Friday, October 16, 2015

How to Measure Effectiveness of Talent Management to Reach Corporate Goals

The best performance management system needs to tie everyone in the organization to company’s profit and also company’s rewards.

People are always the most invaluable asset in organizations, and Talent Management is one of the most important, but challenging disciplines to accomplish. Talent management is studying people performance via assessments, utility analysis, and other methods which help companies evaluate the value they are getting from their people. However, many metrics is too transaction focused, not sufficient to provide management, especially top level executives a clear fact-based strategic insight on the most invaluable asset of an organization - People; so how to measure talent management effectiveness, link metrics to business strategy, and reach corporate goals seamlessly?

It makes sense to use the added value in terms of Human Capital as a KPI- not as a KPI for the HR function, but for the company.
In finance dominant organizational culture, people have been called human cost, human resource, human asset and human capital. Human Capital does make sense within the context of the goals of a company especially when you consider Human Capital is the largest intangible asset of a company. Some call it Profit and Loss for people and Learning (PLPL). Performance indicators need to focus on measuring quality, quantity, time, and cost, revenue growth, profit improvement, margin targets, product variety for stability, turnover, shareholder/owner return and talent sustainability are a very few. Whatever is not currently exceptional must be improved and that which already is brilliant must be maintained. Every function talent managers touch and activity HR handles have potential metrics for improvement comparison: engagement; cost control, return on incentives, recruiting efficiency, the number of stars rejecting outside offers, speed in revising performance objectives, clarity of organizational structure, depth of backups in succession plans. By tracking these measures, you can focus on where targets are not being met that support planned revenue and profit levels, and what actions might be taken to improve at the individual, practice and corporate levels.

The more aggressive performance indicators can be defined to measure the effectiveness of talent management at the strategic level. The typical HR KPIs like employee satisfaction index, attrition level, HR productivity, average employee age, average learning hours per employee, the average cost per hire, the average spend on employee welfare, average employee longevity etc, are all relevant, but some of them look a bit lacking in biting power. The more aggressive performance indicators can be defined to measure the effectiveness of the HR strategy, policy, frameworks, processes and structure on the floor as far as organization health, culture, conducive work environment and quality of resources are concerned. Therefore, some of the following parameters may be brought into the scope of HR corporate targets:

-HRM dispute density, no of HRM-related disputes registered in a year.

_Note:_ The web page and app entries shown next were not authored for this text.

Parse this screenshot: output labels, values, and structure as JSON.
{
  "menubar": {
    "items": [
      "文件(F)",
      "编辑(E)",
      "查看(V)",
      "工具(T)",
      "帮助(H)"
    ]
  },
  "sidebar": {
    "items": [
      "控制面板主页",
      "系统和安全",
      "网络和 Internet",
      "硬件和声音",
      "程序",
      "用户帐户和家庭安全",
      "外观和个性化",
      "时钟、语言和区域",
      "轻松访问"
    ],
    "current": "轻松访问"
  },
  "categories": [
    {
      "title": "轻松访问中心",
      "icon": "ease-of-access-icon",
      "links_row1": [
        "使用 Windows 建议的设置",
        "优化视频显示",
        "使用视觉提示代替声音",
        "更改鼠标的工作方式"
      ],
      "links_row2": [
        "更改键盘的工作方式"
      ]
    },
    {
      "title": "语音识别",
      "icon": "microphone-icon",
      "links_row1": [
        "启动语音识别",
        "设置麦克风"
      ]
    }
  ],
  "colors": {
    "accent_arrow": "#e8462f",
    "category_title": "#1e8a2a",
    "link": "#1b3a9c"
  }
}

-Discipline index - no of disciplinary actions taken during per year, say, for internal purpose

Average time to dispute resolution.

-No of HR policy exceptions granted per year.

-No of breaches of statutory compliance per year.

-Average employee competency index (can be included in the annual report) – this is pretty complex – you can start with a definition and have to improve upon over time.

-No of HR innovations per year. How does one define or benchmark HR innovations?

Corporate targets as Performance Indicators often make more sense on a very high level of the organization. The ability to realistically impact that particular corporate target has to be within the sphere of the individual, because it otherwise will be an unreasonable objective to be measured on. On lower levels of the organization, the corporate targets should of course then be broken further down for the business units to accomplish the overall goals. As for specific KPIs, it very much depends on the business you are in. A somewhat generic KPI could be in terms of responsiveness and reaction to client requests, which could perhaps be applied to more or less all levels of an organization.Performance Indicators like employee satisfaction, absence, employee turnover, high performer turnover, safety, diversity in promotions for measuring people and organization. Some of the most important metrics are those that look at previous internal employee surveys and focus in on what needs to improve. If the people in the organization said that you didn't provide transparency, then that became a metric for improvement. What did they really mean, how do you work with the entire organization to improve it - leaders, managers, employees all need to be considered. Part of the role of a talent manager is to address what is not working in the employee experience, so adding these and making tangible changes will help achieve all of the other metrics. And it means there is always something new to be working on.

Too often consultants, HR professionals, and other well-meaning individuals deploy their favorite instrument in an effort to understand something about talent management. Sometimes organizations create their own measures with little understanding of how measurement works. The best performance management system needs to tie everyone in the organization to company’s profit and also company’s rewards, and at the same time, there are individual performance incentives which are measured against personal goals. This keeps all employees working together while at the same time push the individual to exceed their personal goals. It is a win-win for both individuals and the organization.


Post a Comment